(Provided information Opens)

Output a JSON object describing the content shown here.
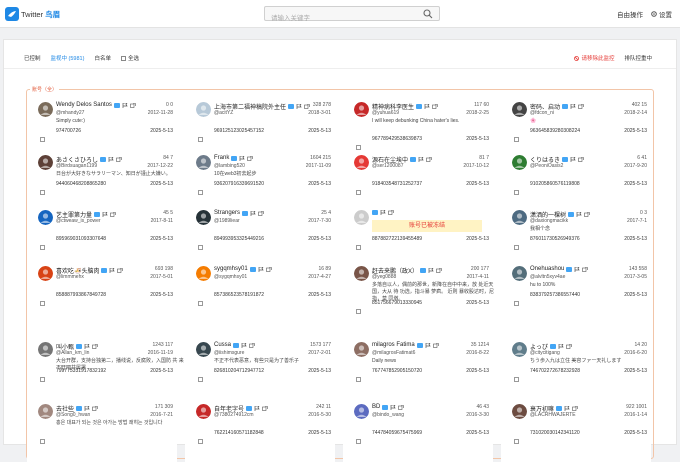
{
  "header": {
    "app_name": "Twitter",
    "app_name_cn": "鸟眉",
    "search_placeholder": "请输入关键字",
    "auto_label": "自由操作",
    "settings_label": "设置"
  },
  "tabs": [
    "已控制",
    "监视中 (5981)",
    "白名单"
  ],
  "select_all": "全选",
  "delete_label": "请移除此监控",
  "sort_label": "排队控重中",
  "group_label": "账号（全）",
  "colors": {
    "accent": "#1e88e5",
    "danger": "#e53935",
    "group_border": "#f2c5a8"
  },
  "accounts": [
    {
      "name": "Wendy Delos Santos",
      "handle": "@mhandy27",
      "counts": "0  0",
      "date": "2012-11-28",
      "desc": "Simply cute:)",
      "id": "974700726",
      "date2": "2025-5-13",
      "avatar": "#7a6b5a"
    },
    {
      "name": "上海市第二福神稿院外主任",
      "handle": "@acitYZ",
      "counts": "328  278",
      "date": "2018-3-01",
      "desc": "",
      "id": "969125123025457152",
      "date2": "2025-5-13",
      "avatar": "#b7c9d8"
    },
    {
      "name": "精神病科李医生",
      "handle": "@yuhua619",
      "counts": "117  60",
      "date": "2018-2-25",
      "desc": "I will keep debunking China hater's lies.",
      "id": "967789429538639873",
      "date2": "2025-5-13",
      "avatar": "#c62828"
    },
    {
      "name": "密码、启动",
      "handle": "@fdcon_ni",
      "counts": "402  15",
      "date": "2018-2-14",
      "desc": "🌸",
      "id": "963645839280308224",
      "date2": "2025-5-13",
      "avatar": "#444444"
    },
    {
      "name": "あさくさひろし",
      "handle": "@Birdsuagan1199",
      "counts": "84  7",
      "date": "2017-12-22",
      "desc": "日台が大好きなサラリーマン、知日が謹止大嫌い。",
      "id": "944060468208865280",
      "date2": "2025-5-13",
      "avatar": "#5d4037"
    },
    {
      "name": "Frank",
      "handle": "@lambing520",
      "counts": "1604  215",
      "date": "2017-11-09",
      "desc": "10在web3初去起步",
      "id": "936207916339691520",
      "date2": "2025-5-13",
      "avatar": "#6d7b8a"
    },
    {
      "name": "源石在尘埃中",
      "handle": "@ser1200087",
      "counts": "81  7",
      "date": "2017-10-12",
      "desc": "",
      "id": "918403548731252737",
      "date2": "2025-5-13",
      "avatar": "#e53935"
    },
    {
      "name": "くりはるき",
      "handle": "@PeoniOasis2",
      "counts": "6  41",
      "date": "2017-9-20",
      "desc": "",
      "id": "910205860576119808",
      "date2": "2025-5-13",
      "avatar": "#2e7d32"
    },
    {
      "name": "艺主罪第力量",
      "handle": "@ctweaw_is_power",
      "counts": "45  5",
      "date": "2017-8-11",
      "desc": "",
      "id": "895969031093307648",
      "date2": "2025-5-13",
      "avatar": "#1565c0"
    },
    {
      "name": "Strangers",
      "handle": "@1989liear",
      "counts": "25  4",
      "date": "2017-7-30",
      "desc": "",
      "id": "894993953325449216",
      "date2": "2025-5-13",
      "avatar": "#263238"
    },
    {
      "name": "",
      "handle": "",
      "counts": "",
      "date": "",
      "desc": "",
      "id": "887882722139455489",
      "date2": "2025-5-13",
      "avatar": "#cccccc",
      "frozen": "账号已被冻结"
    },
    {
      "name": "潇洒的一棵树",
      "handle": "@daxiongmacikk",
      "counts": "0  3",
      "date": "2017-7-1",
      "desc": "我相个念",
      "id": "876011730526949376",
      "date2": "2025-5-13",
      "avatar": "#4e6b82"
    },
    {
      "name": "喜欢吃🍜头脑肉",
      "handle": "@limmmehx",
      "counts": "693  198",
      "date": "2017-5-01",
      "desc": "",
      "id": "858887993867849728",
      "date2": "2025-5-13",
      "avatar": "#d84315"
    },
    {
      "name": "sygqmhsy01",
      "handle": "@sygqmhsy01",
      "counts": "16  89",
      "date": "2017-4-27",
      "desc": "",
      "id": "857386523578191872",
      "date2": "2025-5-13",
      "avatar": "#f57c00"
    },
    {
      "name": "赶去来鹏（政X）",
      "handle": "@yeg0888",
      "counts": "200  177",
      "date": "2017-4-11",
      "desc": "多落自以人，偶前的那世，新降在自中中来，放 处近天国，大从 待 功选，指斗暴 萝疯。 近则 暴收股达时，尼指，莫 同墩。",
      "id": "851756679013330945",
      "date2": "2025-5-13",
      "avatar": "#795548"
    },
    {
      "name": "Onehuashou",
      "handle": "@alvltn5xyv4ae",
      "counts": "143  558",
      "date": "2017-3-05",
      "desc": "hu to 100%",
      "id": "838379257386557440",
      "date2": "2025-5-13",
      "avatar": "#546e7a"
    },
    {
      "name": "叫小甄",
      "handle": "@Allan_km_lin",
      "counts": "1243  117",
      "date": "2016-11-19",
      "desc": "大台开群，支持台独第二，播线说，反腐败，入国防 共 来不旺吧共属署",
      "id": "799775331917832192",
      "date2": "2025-5-13",
      "avatar": "#757575"
    },
    {
      "name": "Cussa",
      "handle": "@iishimsgure",
      "counts": "1573  177",
      "date": "2017-2-01",
      "desc": "不正不代表恶意，有些只是为了善乐子",
      "id": "826810204712947712",
      "date2": "2025-5-13",
      "avatar": "#37474f"
    },
    {
      "name": "milagros Fatima",
      "handle": "@milagrosFatimat6",
      "counts": "35  1214",
      "date": "2016-8-22",
      "desc": "Daily news",
      "id": "767747852905150720",
      "date2": "2025-5-13",
      "avatar": "#8d6e63"
    },
    {
      "name": "よっぴ",
      "handle": "@citycitigang",
      "counts": "14  20",
      "date": "2016-6-20",
      "desc": "ちう歩入九は立住 美容ファー天礼します",
      "id": "746702272678232928",
      "date2": "2025-5-13",
      "avatar": "#607d8b"
    },
    {
      "name": "去社些",
      "handle": "@Song0_hwan",
      "counts": "171  309",
      "date": "2016-7-21",
      "desc": "홍은 대표가 되는 것은 아가는 방법 쾌히는 것입니다",
      "id": "",
      "date2": "",
      "avatar": "#a1887f"
    },
    {
      "name": "自年老字号",
      "handle": "@7380274912cm",
      "counts": "242  11",
      "date": "2016-5-30",
      "desc": "",
      "id": "762214160571182848",
      "date2": "2025-5-13",
      "avatar": "#c62828"
    },
    {
      "name": "BD",
      "handle": "@bindo_wang",
      "counts": "46  43",
      "date": "2016-3-30",
      "desc": "",
      "id": "744784059675475969",
      "date2": "2025-5-13",
      "avatar": "#5c6bc0"
    },
    {
      "name": "衰万初嘛",
      "handle": "@LACRHWAJERTE",
      "counts": "922  1001",
      "date": "2016-1-14",
      "desc": "",
      "id": "731020030142341120",
      "date2": "2025-5-13",
      "avatar": "#6d4c41"
    }
  ]
}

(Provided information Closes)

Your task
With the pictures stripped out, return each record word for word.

Written response
Output a JSON object describing the content shown here.
{
  "header": {
    "app_name": "Twitter",
    "app_name_cn": "鸟眉",
    "search_placeholder": "请输入关键字",
    "auto_label": "自由操作",
    "settings_label": "设置"
  },
  "tabs": [
    "已控制",
    "监视中 (5981)",
    "白名单"
  ],
  "select_all": "全选",
  "delete_label": "请移除此监控",
  "sort_label": "排队控重中",
  "group_label": "账号（全）",
  "colors": {
    "accent": "#1e88e5",
    "danger": "#e53935",
    "group_border": "#f2c5a8"
  },
  "accounts": [
    {
      "name": "Wendy Delos Santos",
      "handle": "@mhandy27",
      "counts": "0  0",
      "date": "2012-11-28",
      "desc": "Simply cute:)",
      "id": "974700726",
      "date2": "2025-5-13",
      "avatar": "#7a6b5a"
    },
    {
      "name": "上海市第二福神稿院外主任",
      "handle": "@acitYZ",
      "counts": "328  278",
      "date": "2018-3-01",
      "desc": "",
      "id": "969125123025457152",
      "date2": "2025-5-13",
      "avatar": "#b7c9d8"
    },
    {
      "name": "精神病科李医生",
      "handle": "@yuhua619",
      "counts": "117  60",
      "date": "2018-2-25",
      "desc": "I will keep debunking China hater's lies.",
      "id": "967789429538639873",
      "date2": "2025-5-13",
      "avatar": "#c62828"
    },
    {
      "name": "密码、启动",
      "handle": "@fdcon_ni",
      "counts": "402  15",
      "date": "2018-2-14",
      "desc": "🌸",
      "id": "963645839280308224",
      "date2": "2025-5-13",
      "avatar": "#444444"
    },
    {
      "name": "あさくさひろし",
      "handle": "@Birdsuagan1199",
      "counts": "84  7",
      "date": "2017-12-22",
      "desc": "日台が大好きなサラリーマン、知日が謹止大嫌い。",
      "id": "944060468208865280",
      "date2": "2025-5-13",
      "avatar": "#5d4037"
    },
    {
      "name": "Frank",
      "handle": "@lambing520",
      "counts": "1604  215",
      "date": "2017-11-09",
      "desc": "10在web3初去起步",
      "id": "936207916339691520",
      "date2": "2025-5-13",
      "avatar": "#6d7b8a"
    },
    {
      "name": "源石在尘埃中",
      "handle": "@ser1200087",
      "counts": "81  7",
      "date": "2017-10-12",
      "desc": "",
      "id": "918403548731252737",
      "date2": "2025-5-13",
      "avatar": "#e53935"
    },
    {
      "name": "くりはるき",
      "handle": "@PeoniOasis2",
      "counts": "6  41",
      "date": "2017-9-20",
      "desc": "",
      "id": "910205860576119808",
      "date2": "2025-5-13",
      "avatar": "#2e7d32"
    },
    {
      "name": "艺主罪第力量",
      "handle": "@ctweaw_is_power",
      "counts": "45  5",
      "date": "2017-8-11",
      "desc": "",
      "id": "895969031093307648",
      "date2": "2025-5-13",
      "avatar": "#1565c0"
    },
    {
      "name": "Strangers",
      "handle": "@1989liear",
      "counts": "25  4",
      "date": "2017-7-30",
      "desc": "",
      "id": "894993953325449216",
      "date2": "2025-5-13",
      "avatar": "#263238"
    },
    {
      "name": "",
      "handle": "",
      "counts": "",
      "date": "",
      "desc": "",
      "id": "887882722139455489",
      "date2": "2025-5-13",
      "avatar": "#cccccc",
      "frozen": "账号已被冻结"
    },
    {
      "name": "潇洒的一棵树",
      "handle": "@daxiongmacikk",
      "counts": "0  3",
      "date": "2017-7-1",
      "desc": "我相个念",
      "id": "876011730526949376",
      "date2": "2025-5-13",
      "avatar": "#4e6b82"
    },
    {
      "name": "喜欢吃🍜头脑肉",
      "handle": "@limmmehx",
      "counts": "693  198",
      "date": "2017-5-01",
      "desc": "",
      "id": "858887993867849728",
      "date2": "2025-5-13",
      "avatar": "#d84315"
    },
    {
      "name": "sygqmhsy01",
      "handle": "@sygqmhsy01",
      "counts": "16  89",
      "date": "2017-4-27",
      "desc": "",
      "id": "857386523578191872",
      "date2": "2025-5-13",
      "avatar": "#f57c00"
    },
    {
      "name": "赶去来鹏（政X）",
      "handle": "@yeg0888",
      "counts": "200  177",
      "date": "2017-4-11",
      "desc": "多落自以人，偶前的那世，新降在自中中来，放 处近天国，大从 待 功选，指斗暴 萝疯。 近则 暴收股达时，尼指，莫 同墩。",
      "id": "851756679013330945",
      "date2": "2025-5-13",
      "avatar": "#795548"
    },
    {
      "name": "Onehuashou",
      "handle": "@alvltn5xyv4ae",
      "counts": "143  558",
      "date": "2017-3-05",
      "desc": "hu to 100%",
      "id": "838379257386557440",
      "date2": "2025-5-13",
      "avatar": "#546e7a"
    },
    {
      "name": "叫小甄",
      "handle": "@Allan_km_lin",
      "counts": "1243  117",
      "date": "2016-11-19",
      "desc": "大台开群，支持台独第二，播线说，反腐败，入国防 共 来不旺吧共属署",
      "id": "799775331917832192",
      "date2": "2025-5-13",
      "avatar": "#757575"
    },
    {
      "name": "Cussa",
      "handle": "@iishimsgure",
      "counts": "1573  177",
      "date": "2017-2-01",
      "desc": "不正不代表恶意，有些只是为了善乐子",
      "id": "826810204712947712",
      "date2": "2025-5-13",
      "avatar": "#37474f"
    },
    {
      "name": "milagros Fatima",
      "handle": "@milagrosFatimat6",
      "counts": "35  1214",
      "date": "2016-8-22",
      "desc": "Daily news",
      "id": "767747852905150720",
      "date2": "2025-5-13",
      "avatar": "#8d6e63"
    },
    {
      "name": "よっぴ",
      "handle": "@citycitigang",
      "counts": "14  20",
      "date": "2016-6-20",
      "desc": "ちう歩入九は立住 美容ファー天礼します",
      "id": "746702272678232928",
      "date2": "2025-5-13",
      "avatar": "#607d8b"
    },
    {
      "name": "去社些",
      "handle": "@Song0_hwan",
      "counts": "171  309",
      "date": "2016-7-21",
      "desc": "홍은 대표가 되는 것은 아가는 방법 쾌히는 것입니다",
      "id": "",
      "date2": "",
      "avatar": "#a1887f"
    },
    {
      "name": "自年老字号",
      "handle": "@7380274912cm",
      "counts": "242  11",
      "date": "2016-5-30",
      "desc": "",
      "id": "762214160571182848",
      "date2": "2025-5-13",
      "avatar": "#c62828"
    },
    {
      "name": "BD",
      "handle": "@bindo_wang",
      "counts": "46  43",
      "date": "2016-3-30",
      "desc": "",
      "id": "744784059675475969",
      "date2": "2025-5-13",
      "avatar": "#5c6bc0"
    },
    {
      "name": "衰万初嘛",
      "handle": "@LACRHWAJERTE",
      "counts": "922  1001",
      "date": "2016-1-14",
      "desc": "",
      "id": "731020030142341120",
      "date2": "2025-5-13",
      "avatar": "#6d4c41"
    }
  ]
}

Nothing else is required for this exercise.